Description of the task: The records that follow should be copied in full, exactly as they read.

(Page and application data records)
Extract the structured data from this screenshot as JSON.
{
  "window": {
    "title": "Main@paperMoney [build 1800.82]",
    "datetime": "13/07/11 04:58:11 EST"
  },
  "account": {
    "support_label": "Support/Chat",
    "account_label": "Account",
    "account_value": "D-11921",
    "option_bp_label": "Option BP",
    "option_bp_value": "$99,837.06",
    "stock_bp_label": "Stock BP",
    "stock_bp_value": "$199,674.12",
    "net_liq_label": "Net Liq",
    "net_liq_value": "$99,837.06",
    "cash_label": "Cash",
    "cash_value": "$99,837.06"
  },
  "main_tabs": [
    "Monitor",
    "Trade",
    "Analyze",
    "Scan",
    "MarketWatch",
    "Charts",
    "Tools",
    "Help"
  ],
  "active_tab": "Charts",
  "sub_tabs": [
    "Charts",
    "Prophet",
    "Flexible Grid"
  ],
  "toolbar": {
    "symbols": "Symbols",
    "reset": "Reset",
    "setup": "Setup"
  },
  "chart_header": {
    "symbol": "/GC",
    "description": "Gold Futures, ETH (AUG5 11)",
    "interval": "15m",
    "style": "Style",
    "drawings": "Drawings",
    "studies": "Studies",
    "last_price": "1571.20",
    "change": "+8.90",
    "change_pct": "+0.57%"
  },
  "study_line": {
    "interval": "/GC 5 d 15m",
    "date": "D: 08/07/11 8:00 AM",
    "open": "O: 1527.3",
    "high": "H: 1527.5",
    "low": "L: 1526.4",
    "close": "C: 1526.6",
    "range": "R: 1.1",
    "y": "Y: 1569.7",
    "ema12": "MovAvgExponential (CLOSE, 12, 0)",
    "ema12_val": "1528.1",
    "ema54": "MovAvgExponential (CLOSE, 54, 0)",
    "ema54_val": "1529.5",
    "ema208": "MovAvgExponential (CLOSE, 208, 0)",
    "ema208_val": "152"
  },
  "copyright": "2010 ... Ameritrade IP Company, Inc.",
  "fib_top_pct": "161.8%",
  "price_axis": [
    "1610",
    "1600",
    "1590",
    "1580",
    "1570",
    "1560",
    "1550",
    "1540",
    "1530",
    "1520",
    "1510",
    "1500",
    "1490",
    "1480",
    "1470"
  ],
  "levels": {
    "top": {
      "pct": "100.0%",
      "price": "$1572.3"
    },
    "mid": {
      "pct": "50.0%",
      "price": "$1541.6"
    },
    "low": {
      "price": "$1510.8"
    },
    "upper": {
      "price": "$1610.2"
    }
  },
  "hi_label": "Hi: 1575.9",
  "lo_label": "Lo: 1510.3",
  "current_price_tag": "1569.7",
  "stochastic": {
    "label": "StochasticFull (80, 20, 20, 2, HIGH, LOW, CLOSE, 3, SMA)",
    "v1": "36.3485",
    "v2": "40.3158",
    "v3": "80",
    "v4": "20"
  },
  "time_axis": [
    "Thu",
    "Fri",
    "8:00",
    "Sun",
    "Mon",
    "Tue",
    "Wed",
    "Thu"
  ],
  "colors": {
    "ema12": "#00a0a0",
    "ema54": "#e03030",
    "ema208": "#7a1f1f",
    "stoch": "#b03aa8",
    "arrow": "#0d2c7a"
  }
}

Your solution:
Extract the structured data from this screenshot as JSON.
{
  "window": {
    "title": "Main@paperMoney [build 1800.82]",
    "datetime": "13/07/11 04:58:11 EST"
  },
  "account": {
    "support_label": "Support/Chat",
    "account_label": "Account",
    "account_value": "D-11921",
    "option_bp_label": "Option BP",
    "option_bp_value": "$99,837.06",
    "stock_bp_label": "Stock BP",
    "stock_bp_value": "$199,674.12",
    "net_liq_label": "Net Liq",
    "net_liq_value": "$99,837.06",
    "cash_label": "Cash",
    "cash_value": "$99,837.06"
  },
  "main_tabs": [
    "Monitor",
    "Trade",
    "Analyze",
    "Scan",
    "MarketWatch",
    "Charts",
    "Tools",
    "Help"
  ],
  "active_tab": "Charts",
  "sub_tabs": [
    "Charts",
    "Prophet",
    "Flexible Grid"
  ],
  "toolbar": {
    "symbols": "Symbols",
    "reset": "Reset",
    "setup": "Setup"
  },
  "chart_header": {
    "symbol": "/GC",
    "description": "Gold Futures, ETH (AUG5 11)",
    "interval": "15m",
    "style": "Style",
    "drawings": "Drawings",
    "studies": "Studies",
    "last_price": "1571.20",
    "change": "+8.90",
    "change_pct": "+0.57%"
  },
  "study_line": {
    "interval": "/GC 5 d 15m",
    "date": "D: 08/07/11 8:00 AM",
    "open": "O: 1527.3",
    "high": "H: 1527.5",
    "low": "L: 1526.4",
    "close": "C: 1526.6",
    "range": "R: 1.1",
    "y": "Y: 1569.7",
    "ema12": "MovAvgExponential (CLOSE, 12, 0)",
    "ema12_val": "1528.1",
    "ema54": "MovAvgExponential (CLOSE, 54, 0)",
    "ema54_val": "1529.5",
    "ema208": "MovAvgExponential (CLOSE, 208, 0)",
    "ema208_val": "152"
  },
  "copyright": "2010 ... Ameritrade IP Company, Inc.",
  "fib_top_pct": "161.8%",
  "price_axis": [
    "1610",
    "1600",
    "1590",
    "1580",
    "1570",
    "1560",
    "1550",
    "1540",
    "1530",
    "1520",
    "1510",
    "1500",
    "1490",
    "1480",
    "1470"
  ],
  "levels": {
    "top": {
      "pct": "100.0%",
      "price": "$1572.3"
    },
    "mid": {
      "pct": "50.0%",
      "price": "$1541.6"
    },
    "low": {
      "price": "$1510.8"
    },
    "upper": {
      "price": "$1610.2"
    }
  },
  "hi_label": "Hi: 1575.9",
  "lo_label": "Lo: 1510.3",
  "current_price_tag": "1569.7",
  "stochastic": {
    "label": "StochasticFull (80, 20, 20, 2, HIGH, LOW, CLOSE, 3, SMA)",
    "v1": "36.3485",
    "v2": "40.3158",
    "v3": "80",
    "v4": "20"
  },
  "time_axis": [
    "Thu",
    "Fri",
    "8:00",
    "Sun",
    "Mon",
    "Tue",
    "Wed",
    "Thu"
  ],
  "colors": {
    "ema12": "#00a0a0",
    "ema54": "#e03030",
    "ema208": "#7a1f1f",
    "stoch": "#b03aa8",
    "arrow": "#0d2c7a"
  }
}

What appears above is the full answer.